What’s Ahead for Power’s Big Picture
- Dec 19, 2020
The latest projections from the U.S. Energy Information Administration estimate that retail sales of electricity in the commercial sector in 2020 will decline 6 percent compared to 2019.
“The electricity demand data that we’ve been seeing so far in 2020 does reflect a combination of stay-at-home orders earlier in the year, continued social distancing guidelines, and the resulting economic impacts,” according to Tyler Hodge, senior industry economist for the EIA in the Office of Energy Production & Markets Analysis.
The COVID-19 pandemic will continue to cause changes in energy demand and supply patterns in the future. The short-term energy outlook notes that GDP fell 4.4 percent year-over-year in the first half and began rising during the third quarter. According to the report, GDP will increase 3.1 percent annually in 2021.
Hodge pointed out that weather is another significant driver of consumption and is expected to reduce commercial demand this year unevenly across the country—between 3 percent in Mountain states and 9 percent in the Mid-Atlantic region.
“During the second quarter, we noticed that commercial electricity demand was noticeably lower than expected, and this was most likely due to the temporary stay-at-home orders issued by most states,” Hodge noted. “Now that many of these restrictions have been lifted, commercial electricity demand in recent months seems to be more in line with our forecasting models that are based on changes in weather and general economic conditions. “
Commercial electricity demand in the U.S. is projected to rise 1.2 percent in 2021, mainly due to incremental improvement to economic conditions as well as “more normal” weather conditions following a very mild winter earlier this year.
In the residential sector, electricity demand is the inverse. Even with balmier weather patterns, households are consuming more electricity, as indicated by the average 4 percent increase in retail sales between April and September. “This is a result of more people spending more time at home, especially with increased teleworking,” Hodge explains. “However, this effect has been very gradually wearing off and we expect it to fade away by mid-2021 as things return to normal.”
READ ALSO: IEA’s World Energy Outlook 2020
Electricity prices in the commercial sector for 2020 are anticipated to be 0.6 percent lower—at 10.6 cents per kilowatt-hour—than the average price in 2019. Next year, that trend will reverse, with prices projected to increase 1.2 percent.
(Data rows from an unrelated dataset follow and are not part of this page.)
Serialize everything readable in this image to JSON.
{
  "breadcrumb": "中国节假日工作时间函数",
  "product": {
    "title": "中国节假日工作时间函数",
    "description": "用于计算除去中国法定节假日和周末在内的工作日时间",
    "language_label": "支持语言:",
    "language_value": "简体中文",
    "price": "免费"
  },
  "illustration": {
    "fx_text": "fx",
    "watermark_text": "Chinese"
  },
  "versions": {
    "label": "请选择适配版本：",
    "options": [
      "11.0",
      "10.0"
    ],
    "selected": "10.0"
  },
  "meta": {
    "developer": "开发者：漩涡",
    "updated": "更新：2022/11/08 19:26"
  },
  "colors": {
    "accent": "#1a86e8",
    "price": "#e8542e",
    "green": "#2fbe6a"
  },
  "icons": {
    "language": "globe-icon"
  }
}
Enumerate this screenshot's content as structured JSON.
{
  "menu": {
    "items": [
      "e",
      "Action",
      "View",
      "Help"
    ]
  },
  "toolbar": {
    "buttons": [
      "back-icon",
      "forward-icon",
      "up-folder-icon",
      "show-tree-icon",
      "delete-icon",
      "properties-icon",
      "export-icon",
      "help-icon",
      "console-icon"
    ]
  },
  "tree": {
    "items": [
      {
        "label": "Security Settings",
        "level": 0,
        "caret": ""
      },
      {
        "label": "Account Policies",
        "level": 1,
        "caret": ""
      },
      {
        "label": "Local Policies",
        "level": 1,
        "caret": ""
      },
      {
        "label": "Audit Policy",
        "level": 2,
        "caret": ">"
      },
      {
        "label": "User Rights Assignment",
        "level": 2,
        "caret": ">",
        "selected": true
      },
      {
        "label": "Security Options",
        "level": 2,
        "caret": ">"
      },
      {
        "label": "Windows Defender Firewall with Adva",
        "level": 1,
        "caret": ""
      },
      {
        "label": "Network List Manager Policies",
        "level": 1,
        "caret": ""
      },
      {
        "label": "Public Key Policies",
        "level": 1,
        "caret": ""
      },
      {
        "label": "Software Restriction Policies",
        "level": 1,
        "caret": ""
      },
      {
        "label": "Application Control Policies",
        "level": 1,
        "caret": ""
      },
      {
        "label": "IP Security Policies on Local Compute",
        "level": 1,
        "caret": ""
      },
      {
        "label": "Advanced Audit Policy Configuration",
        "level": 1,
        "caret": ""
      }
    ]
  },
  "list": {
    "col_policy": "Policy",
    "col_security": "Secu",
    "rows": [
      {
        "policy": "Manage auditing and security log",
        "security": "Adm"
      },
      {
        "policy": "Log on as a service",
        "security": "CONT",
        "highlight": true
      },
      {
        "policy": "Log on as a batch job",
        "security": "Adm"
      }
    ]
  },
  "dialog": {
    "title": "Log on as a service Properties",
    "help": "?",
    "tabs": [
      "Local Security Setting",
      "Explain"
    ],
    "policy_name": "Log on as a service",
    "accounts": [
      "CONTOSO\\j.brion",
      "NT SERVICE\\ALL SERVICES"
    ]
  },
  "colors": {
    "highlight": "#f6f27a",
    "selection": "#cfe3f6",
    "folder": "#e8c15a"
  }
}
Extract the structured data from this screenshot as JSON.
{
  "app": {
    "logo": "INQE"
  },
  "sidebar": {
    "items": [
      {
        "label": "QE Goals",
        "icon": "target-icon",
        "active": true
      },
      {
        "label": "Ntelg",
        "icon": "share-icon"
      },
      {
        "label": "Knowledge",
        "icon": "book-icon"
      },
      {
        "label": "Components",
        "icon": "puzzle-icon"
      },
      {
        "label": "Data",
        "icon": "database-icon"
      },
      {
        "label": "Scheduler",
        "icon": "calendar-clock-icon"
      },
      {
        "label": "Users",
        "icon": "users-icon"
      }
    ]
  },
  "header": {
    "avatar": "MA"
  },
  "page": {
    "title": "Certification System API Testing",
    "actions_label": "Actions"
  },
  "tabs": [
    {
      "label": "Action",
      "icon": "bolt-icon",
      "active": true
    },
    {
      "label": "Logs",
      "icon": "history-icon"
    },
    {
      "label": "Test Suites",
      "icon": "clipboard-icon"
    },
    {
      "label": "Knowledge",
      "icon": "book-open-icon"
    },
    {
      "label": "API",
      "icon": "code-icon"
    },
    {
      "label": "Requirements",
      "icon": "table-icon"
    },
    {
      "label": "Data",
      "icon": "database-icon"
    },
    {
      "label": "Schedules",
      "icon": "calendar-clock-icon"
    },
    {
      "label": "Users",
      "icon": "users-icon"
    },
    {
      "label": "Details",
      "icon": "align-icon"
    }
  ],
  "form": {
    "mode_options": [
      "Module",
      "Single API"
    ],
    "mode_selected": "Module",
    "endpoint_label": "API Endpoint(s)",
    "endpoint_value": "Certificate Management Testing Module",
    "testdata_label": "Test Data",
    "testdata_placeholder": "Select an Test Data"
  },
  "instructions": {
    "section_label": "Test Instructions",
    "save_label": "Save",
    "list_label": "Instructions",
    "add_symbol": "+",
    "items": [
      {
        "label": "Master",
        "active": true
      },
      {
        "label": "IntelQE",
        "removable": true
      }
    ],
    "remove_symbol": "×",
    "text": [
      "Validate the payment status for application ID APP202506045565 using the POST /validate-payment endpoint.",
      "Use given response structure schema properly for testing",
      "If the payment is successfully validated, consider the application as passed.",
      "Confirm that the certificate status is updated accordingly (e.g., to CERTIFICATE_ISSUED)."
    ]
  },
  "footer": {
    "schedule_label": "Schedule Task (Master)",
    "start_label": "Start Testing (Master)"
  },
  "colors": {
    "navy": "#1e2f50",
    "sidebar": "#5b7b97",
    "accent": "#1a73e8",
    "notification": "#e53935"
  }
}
Lower costs for generating electricity, particularly lower natural gas costs over the past 12 months, have benefited retail electricity prices. Although EIA expects generation fuel costs to rise in the future, these increases are passed through to retail customers with a lag of 6 to 24 months.
The supply side has not been noticeably affected by the pandemic. “New additions of renewable energy generating capacity have been maintaining a rapid pace, driven by a combination of federal tax incentives, state renewable energy goals, and lower construction costs,” Hodge noted.
This year has seen significant shifts in the mix of fuels used to generate power, with greater use of natural gas and reduced generation from coal, again driven by natural gas prices at historic lows.
Green Building Focus
According to Melissa Baker, senior vice president of LEED at USGBC, 2020 has tested the commercial real estate industry, yet the increased focus on healthy spaces and the need to adjust to unexpected changes in energy demand has reinforced the value proposition for certified green buildings.
“In anticipation of people returning to offices and other commercial spaces, EIA’s outlook forecasts an increase in electricity consumption and emissions, but green building owners and managers will be well positioned to respond,” Baker said.
The upside to the industry’s recovery is that it will create an opportunity to double down on strategies that support environmental and public health. “The business of investing in a growing renewables market, energy efficiency and health-promoting strategies can lead to operational cost savings, improved occupant experience and reduced greenhouse emissions,” Baker said.
EIA anticipates that the share of electric power generation from natural gas will increase to 39 percent this year, up from 37 percent in 2019, and then fall to 34 percent in 2021 as natural gas prices increase. Coal’s share of electric power generation will fall this year to 20 percent, down from 24 percent in 2019, then return to 24 percent in 2021. Nuclear energy’s contribution will remain steady at 20 percent.
According to the report, U.S. energy-related carbon dioxide will decrease 11 percent in 2020 after a 3 percent decline last year, a direct result of lower energy consumption related to slowing economic growth. Conversely, EIA forecasts that energy-related CO2 emissions will jump 6 percent in 2021 as the economy recovers and energy use ramps up.
Production from renewable sources is expected to add to the grid significantly, if unevenly. EIA predicts 23 gigawatts of new wind capacity in 2020 and 9.5 gigawatts in 2021. Meanwhile, solar capacity will increase by 12.8 gigawatts in 2020 and by 14 gigawatts in 2021.
EIA forecasts that global consumption of petroleum and liquid fuels will average 92.4 million barrels per day for 2020, down by 8.8 million from 2019, before increasing by 5.8 million barrels per day in 2021. On an annual average basis, EIA expects U.S. crude oil production to fall from 12.2 million barrels per day in 2019 to 11.3 million in 2020 and 11.1 million in 2021.